Today's fortune: You have great physical powers and an iron constitution.
This fortune reminds me of my greatest moment in sports. I'm not talking about the time my youth league baseball team was down by two runs heading into the last inning of a playoff game; the first batter of the inning hit a home run, I followed up with a double, and the batter after me drove me in and won the game with a walk-off home run. And I'm not talking about the time my kindergarten soccer team won first place with me as the team's goalie. And I'm not talking about the time I shot a 36 on a par-3, nine-hole golf course (by far my best golf score ever).
I'm talking about the time my great physical powers turned me into an iron frickin' immovable object.
When Jamie and I lived in Maryville, Missouri, I played on an adult men's softball team. Our team was pretty bad; in fact, I don't remember ever winning a game. But we had fun, and that should be the whole point of adult softball, isn't it?

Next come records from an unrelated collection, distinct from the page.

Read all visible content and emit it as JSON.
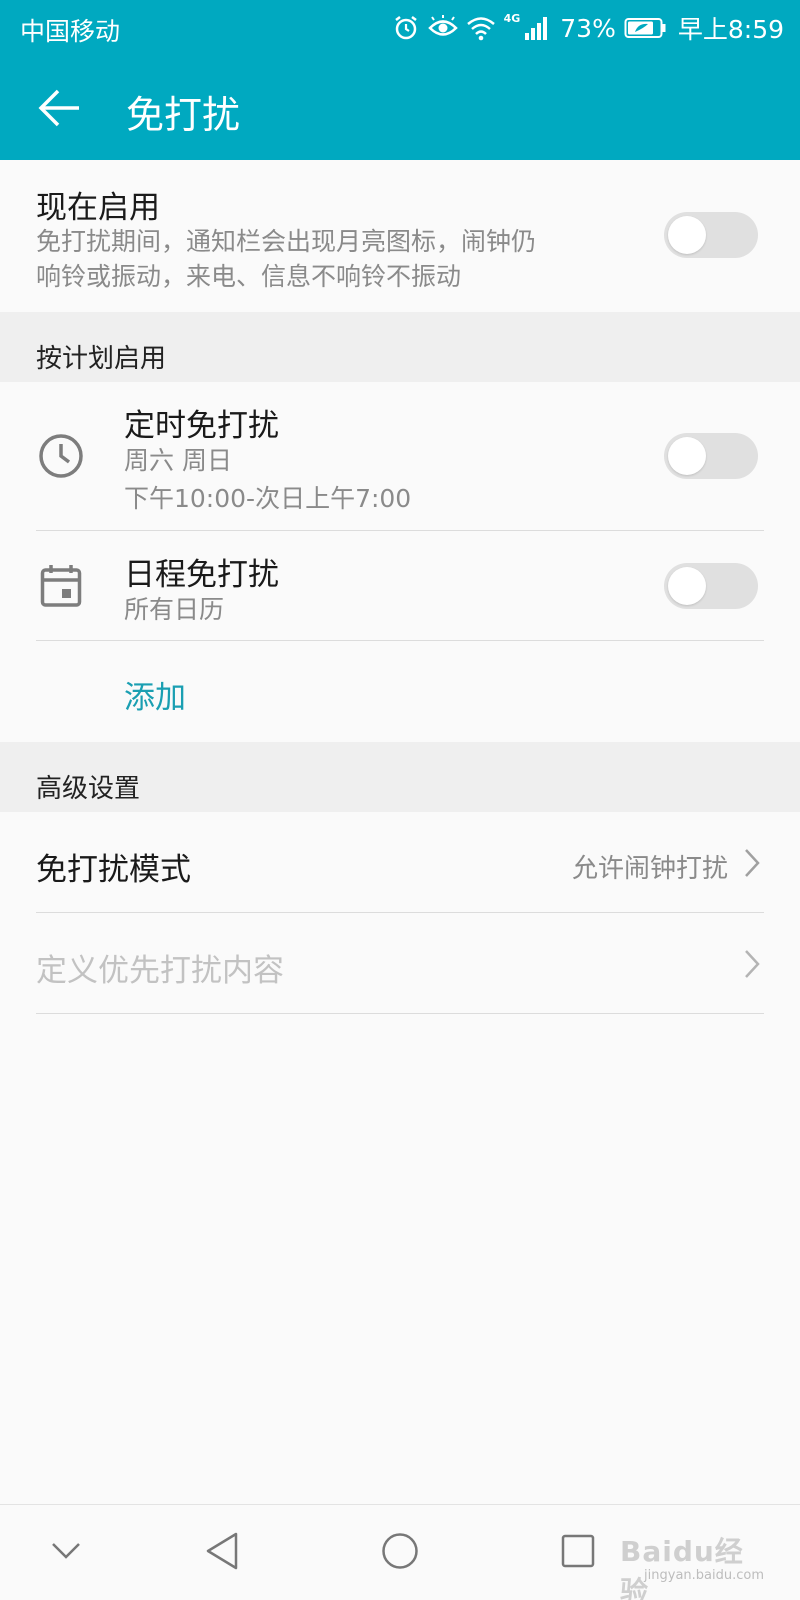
{
  "status_bar": {
    "carrier": "中国移动",
    "network_tag": "4G",
    "battery_percent": "73%",
    "time": "早上8:59",
    "icons": [
      "alarm-icon",
      "eye-comfort-icon",
      "wifi-icon",
      "signal-icon",
      "battery-icon"
    ]
  },
  "app_bar": {
    "title": "免打扰",
    "back_icon": "arrow-left-icon"
  },
  "enable_now": {
    "title": "现在启用",
    "description_line1": "免打扰期间，通知栏会出现月亮图标，闹钟仍",
    "description_line2": "响铃或振动，来电、信息不响铃不振动",
    "toggle_on": false
  },
  "schedule_section": {
    "header": "按计划启用",
    "items": [
      {
        "icon": "clock-icon",
        "title": "定时免打扰",
        "subtitle_line1": "周六 周日",
        "subtitle_line2": "下午10:00-次日上午7:00",
        "toggle_on": false
      },
      {
        "icon": "calendar-icon",
        "title": "日程免打扰",
        "subtitle_line1": "所有日历",
        "toggle_on": false
      }
    ],
    "add_label": "添加"
  },
  "advanced_section": {
    "header": "高级设置",
    "mode_row": {
      "title": "免打扰模式",
      "value": "允许闹钟打扰"
    },
    "priority_row": {
      "title": "定义优先打扰内容",
      "disabled": true
    }
  },
  "nav_bar": {
    "icons": [
      "collapse-chevron-icon",
      "back-triangle-icon",
      "home-circle-icon",
      "recents-square-icon"
    ]
  },
  "watermark": {
    "line1": "Baidu经验",
    "line2": "jingyan.baidu.com"
  },
  "colors": {
    "accent": "#00a9c0",
    "link": "#1a9fb2",
    "toggle_off": "#e0e0e0",
    "section_band": "#efefef"
  }
}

But every once in a while, we'd run into a team that was serious about winning. These teams were mostly made up of young guys right out of college who weren't good enough to play competitive baseball, so they worked out their frustration crushing older, fatter opponents in softball who were just looking to have a good time on a Saturday afternoon.
One time we ran up against one of these teams, and the ringleader was a short fellow who must have been a bodybuilder. He was solid muscle. He could hit the ball far and run very quickly, and only his mouth surpassed his athletic prowess. Before the end of the first inning, I hated the guy.
I was playing first base that game. One time, the guy was at bat and he hit a hard ground ball to our shortstop, who threw the ball over to me for an easy out. But the muscle-bound batter decided he was going to make it hard for me. Instead of running for the base, he broke protocol and dipped inside the baseline, with the intention of running into me, knocking me over and dislodging the ball from my glove.
The guy was a real prince.
But he didn't plan on what happened next. When the guy plowed into me, I didn't move. Not even an inch. Both his legs came off the ground for a second before he fell backward to the earth.
I felt like the canyon wall in a Roadrunner cartoon, and my sincerest hope is that the guy felt like Wile E Coyote, running into that wall on rocket-powered roller skates.
It was out number three. I helped the little bastard off the ground and said, "You all right, big guy?" Then I casually flipped the ball toward the umpire and jogged to the dugout.